    Once a masterpiece is created and saved, CP is used to load the picture and print it. Only Epson and Star Micronics Gemini printers are supported. CP defaults to "none;' instead of Epson, which requires the user to specify a printer every time the CP is run. The manual recommends using some advanced graphic-printing utilities, such as those from Alpha Systems.
    CP does a good job of generating a quick plot of a design at the top-left of a page of paper. This is ideal for folding the page lengthwise, then widthwise, to create a nice-looking greeting card, ready to be filled in by hand on the inside. This is probably the most practical use of Changing Patterns. Its ability to save screens allows the user to make use of some interesting design results in other programs, with some additional programming efforts.
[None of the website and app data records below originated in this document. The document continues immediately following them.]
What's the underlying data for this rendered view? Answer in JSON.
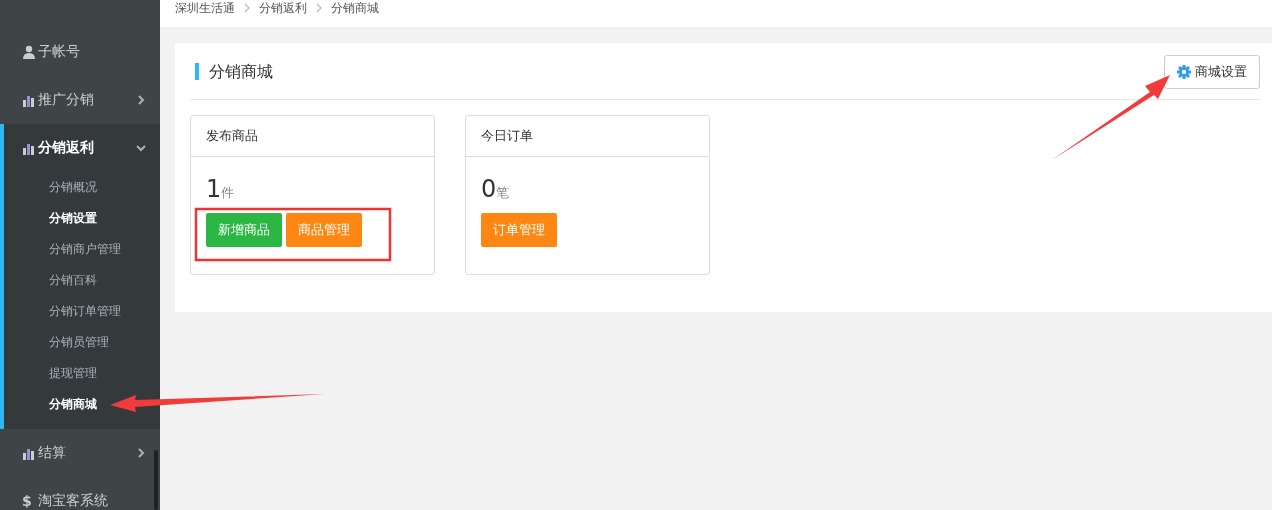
{
  "sidebar": {
    "items": [
      {
        "label": "子帐号",
        "kind": "user",
        "expandable": false,
        "expanded": false
      },
      {
        "label": "推广分销",
        "kind": "chart",
        "expandable": true,
        "expanded": false
      },
      {
        "label": "分销返利",
        "kind": "chart",
        "expandable": true,
        "expanded": true,
        "children": [
          {
            "label": "分销概况",
            "selected": false
          },
          {
            "label": "分销设置",
            "selected": true
          },
          {
            "label": "分销商户管理",
            "selected": false
          },
          {
            "label": "分销百科",
            "selected": false
          },
          {
            "label": "分销订单管理",
            "selected": false
          },
          {
            "label": "分销员管理",
            "selected": false
          },
          {
            "label": "提现管理",
            "selected": false
          },
          {
            "label": "分销商城",
            "selected": true
          }
        ]
      },
      {
        "label": "结算",
        "kind": "chart",
        "expandable": true,
        "expanded": false
      },
      {
        "label": "淘宝客系统",
        "kind": "glyph",
        "glyph": "$",
        "expandable": false,
        "expanded": false
      }
    ]
  },
  "breadcrumb": [
    "深圳生活通",
    "分销返利",
    "分销商城"
  ],
  "panel": {
    "title": "分销商城",
    "settings_button": "商城设置",
    "cards": [
      {
        "title": "发布商品",
        "count": "1",
        "unit": "件",
        "buttons": [
          {
            "label": "新增商品",
            "kind": "green"
          },
          {
            "label": "商品管理",
            "kind": "orange"
          }
        ]
      },
      {
        "title": "今日订单",
        "count": "0",
        "unit": "笔",
        "buttons": [
          {
            "label": "订单管理",
            "kind": "orange"
          }
        ]
      }
    ]
  }
}
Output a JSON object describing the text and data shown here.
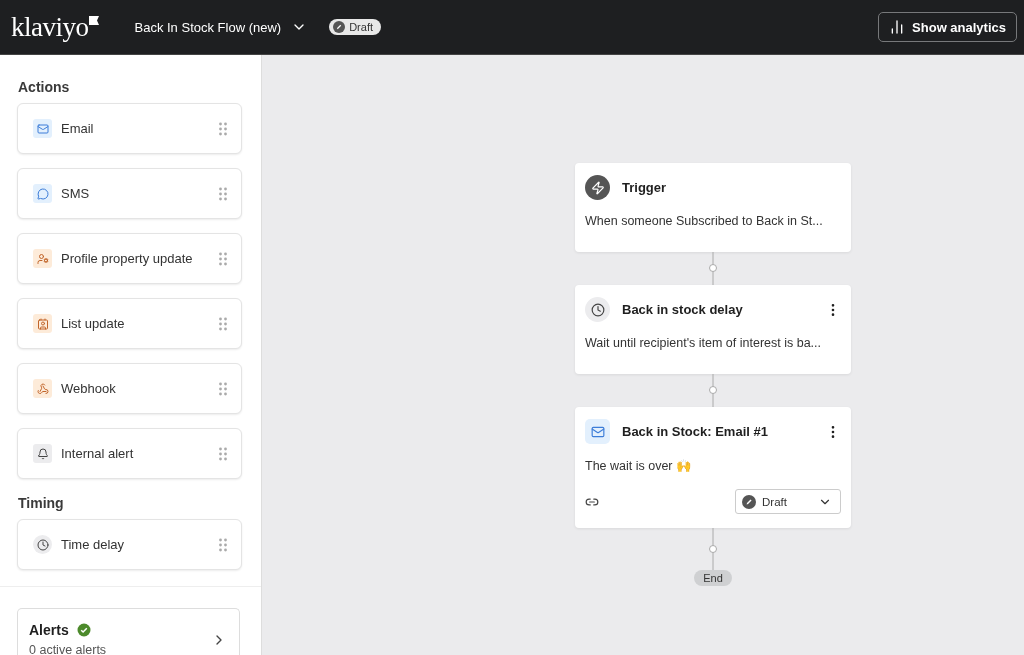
{
  "header": {
    "logo": "klaviyo",
    "flow_title": "Back In Stock Flow (new)",
    "status_badge": "Draft",
    "analytics_button": "Show analytics"
  },
  "sidebar": {
    "sections": [
      {
        "title": "Actions",
        "items": [
          {
            "label": "Email",
            "kind": "email"
          },
          {
            "label": "SMS",
            "kind": "sms"
          },
          {
            "label": "Profile property update",
            "kind": "profile"
          },
          {
            "label": "List update",
            "kind": "list"
          },
          {
            "label": "Webhook",
            "kind": "webhook"
          },
          {
            "label": "Internal alert",
            "kind": "alert"
          }
        ]
      },
      {
        "title": "Timing",
        "items": [
          {
            "label": "Time delay",
            "kind": "delay"
          }
        ]
      }
    ],
    "alerts": {
      "title": "Alerts",
      "subtitle": "0 active alerts"
    }
  },
  "flow": {
    "nodes": [
      {
        "kind": "trigger",
        "title": "Trigger",
        "description": "When someone Subscribed to Back in St..."
      },
      {
        "kind": "delay",
        "title": "Back in stock delay",
        "description": "Wait until recipient's item of interest is ba..."
      },
      {
        "kind": "email",
        "title": "Back in Stock: Email #1",
        "description": "The wait is over 🙌",
        "status": "Draft"
      }
    ],
    "end_label": "End"
  }
}
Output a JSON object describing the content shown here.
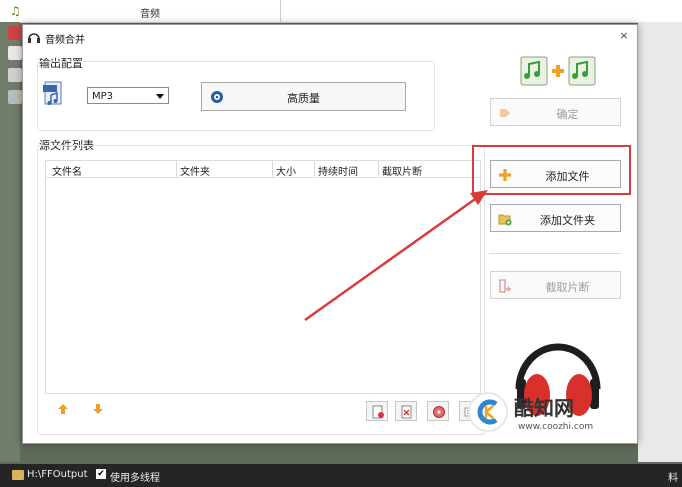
{
  "background_app": {
    "top_title": "音频"
  },
  "dialog": {
    "title": "音频合并",
    "close_glyph": "×",
    "output_section": {
      "label": "输出配置",
      "format_value": "MP3",
      "quality_label": "高质量"
    },
    "source_section": {
      "label": "源文件列表",
      "columns": [
        "文件名",
        "文件夹",
        "大小",
        "持续时间",
        "截取片断"
      ]
    },
    "side_buttons": {
      "confirm": "确定",
      "add_file": "添加文件",
      "add_folder": "添加文件夹",
      "clip": "截取片断"
    }
  },
  "status_bar": {
    "output_path": "H:\\FFOutput",
    "multithread_check": "✔",
    "multithread_label": "使用多线程",
    "right_char": "料"
  },
  "watermark": {
    "brand": "酷知网",
    "url": "www.coozhi.com"
  },
  "colors": {
    "highlight": "#d93a3a",
    "accent_orange": "#f0a028",
    "headphone_red": "#d9302c"
  }
}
    The second disk is called the Exploration Disk. It contains 34 separate short graphics programs, all tied together by a main menu. Each has a "canned routine" for creating the art. Some create intricate tile work or pictures, very much like those done with a child's Spiro-Graph. Any pattern is easily saved to disk for later viewing and plotting with the main CP module.
    All the programs are written in BASIC and are unprotected. This allows the user to backup the files, as well as study and learn from them. The programs work well overall, but I did crash one of the Exploration programs while adjusting the size of the patterns. Because all the software is in BASIC, the pattern-generation process itself can be tedious at times. The manual documents many different "macro-key" commands that are employed by the various art modules.
    The third disk is the Help disk. It is a nicely detailed tutorial that helps the user through some of the more esoteric macro functions. The manual also provides a short tutorial that contains a series of step-by-step exercises to create some pictures and help teach the menu and macro-key functions.
    The manual, nearly 50 pages, is complete, with many details. It is not well organized, however. The hardest part of using the manual is locating the right set of macro-key commands for each art generator.
    Changing Patterns is not a spectacular program, but it will provide a lot of interesting artistic interaction with the computer on those rainy days. Its inconsistent user controls provide for a bit of adventure in experimenting with cause-and-effect. When it comes time to get caught up with letter writing, the printouts make nifty little greeting cards. There are infinite designs to be discovered with Changing Patterns.


    Matthew Ratcliff, a frequent contributor to ANALOG Computing, lives in St. Louis, Missouri, with his wife and two children.